- [Task details]: Search the records for the word "heart" and copy every line in which it occurs.

- [Excerpts from an interface dataset]:
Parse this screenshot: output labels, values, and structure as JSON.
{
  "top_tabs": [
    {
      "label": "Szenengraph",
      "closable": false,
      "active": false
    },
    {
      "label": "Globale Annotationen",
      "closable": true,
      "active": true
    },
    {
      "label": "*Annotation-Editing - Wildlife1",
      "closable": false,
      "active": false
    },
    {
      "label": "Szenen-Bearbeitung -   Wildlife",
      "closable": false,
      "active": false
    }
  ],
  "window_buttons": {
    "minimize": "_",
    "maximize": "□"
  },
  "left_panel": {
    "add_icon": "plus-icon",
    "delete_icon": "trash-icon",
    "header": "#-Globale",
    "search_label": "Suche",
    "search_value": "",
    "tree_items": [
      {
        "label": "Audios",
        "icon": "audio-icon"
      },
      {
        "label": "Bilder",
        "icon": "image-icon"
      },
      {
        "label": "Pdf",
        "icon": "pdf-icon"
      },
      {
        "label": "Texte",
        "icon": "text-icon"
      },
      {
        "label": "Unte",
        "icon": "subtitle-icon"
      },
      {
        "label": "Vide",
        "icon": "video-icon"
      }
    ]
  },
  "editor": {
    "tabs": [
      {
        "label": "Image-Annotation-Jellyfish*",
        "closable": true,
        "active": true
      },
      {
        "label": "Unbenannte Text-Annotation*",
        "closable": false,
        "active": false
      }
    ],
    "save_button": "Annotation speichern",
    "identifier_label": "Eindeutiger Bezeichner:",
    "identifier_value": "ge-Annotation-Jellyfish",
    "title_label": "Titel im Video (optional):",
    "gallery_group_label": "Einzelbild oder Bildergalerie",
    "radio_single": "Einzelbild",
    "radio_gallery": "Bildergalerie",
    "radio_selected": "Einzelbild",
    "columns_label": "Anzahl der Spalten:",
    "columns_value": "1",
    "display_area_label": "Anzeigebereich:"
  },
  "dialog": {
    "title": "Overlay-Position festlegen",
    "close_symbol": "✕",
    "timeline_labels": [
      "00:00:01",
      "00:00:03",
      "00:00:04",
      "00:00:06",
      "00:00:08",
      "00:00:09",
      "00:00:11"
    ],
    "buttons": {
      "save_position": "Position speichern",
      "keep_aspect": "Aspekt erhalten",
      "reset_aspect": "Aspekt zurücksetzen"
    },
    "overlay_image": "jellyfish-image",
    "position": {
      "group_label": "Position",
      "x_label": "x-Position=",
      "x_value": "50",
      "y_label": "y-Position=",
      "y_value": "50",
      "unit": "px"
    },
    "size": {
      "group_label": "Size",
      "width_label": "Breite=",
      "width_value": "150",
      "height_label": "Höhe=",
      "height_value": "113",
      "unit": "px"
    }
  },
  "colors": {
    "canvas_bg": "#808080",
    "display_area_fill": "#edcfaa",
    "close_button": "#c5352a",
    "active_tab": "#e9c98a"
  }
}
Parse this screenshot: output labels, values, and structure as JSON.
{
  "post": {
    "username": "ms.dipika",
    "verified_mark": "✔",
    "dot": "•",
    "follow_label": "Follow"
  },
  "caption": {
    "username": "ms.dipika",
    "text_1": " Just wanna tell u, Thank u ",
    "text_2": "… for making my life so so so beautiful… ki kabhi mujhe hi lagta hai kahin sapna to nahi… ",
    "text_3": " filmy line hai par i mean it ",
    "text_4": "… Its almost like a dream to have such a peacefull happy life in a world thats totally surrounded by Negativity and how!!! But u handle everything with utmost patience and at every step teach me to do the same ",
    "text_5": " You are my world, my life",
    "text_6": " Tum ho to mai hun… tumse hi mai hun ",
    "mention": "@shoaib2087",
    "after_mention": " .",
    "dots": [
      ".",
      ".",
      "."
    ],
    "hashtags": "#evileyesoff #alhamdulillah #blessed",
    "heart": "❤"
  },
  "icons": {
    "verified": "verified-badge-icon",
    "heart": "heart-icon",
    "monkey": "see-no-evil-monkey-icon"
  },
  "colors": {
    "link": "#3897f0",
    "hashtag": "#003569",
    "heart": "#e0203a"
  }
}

- [Answer for this exercise]:
    "heart": "❤"
    "heart": "heart-icon",
    "heart": "#e0203a"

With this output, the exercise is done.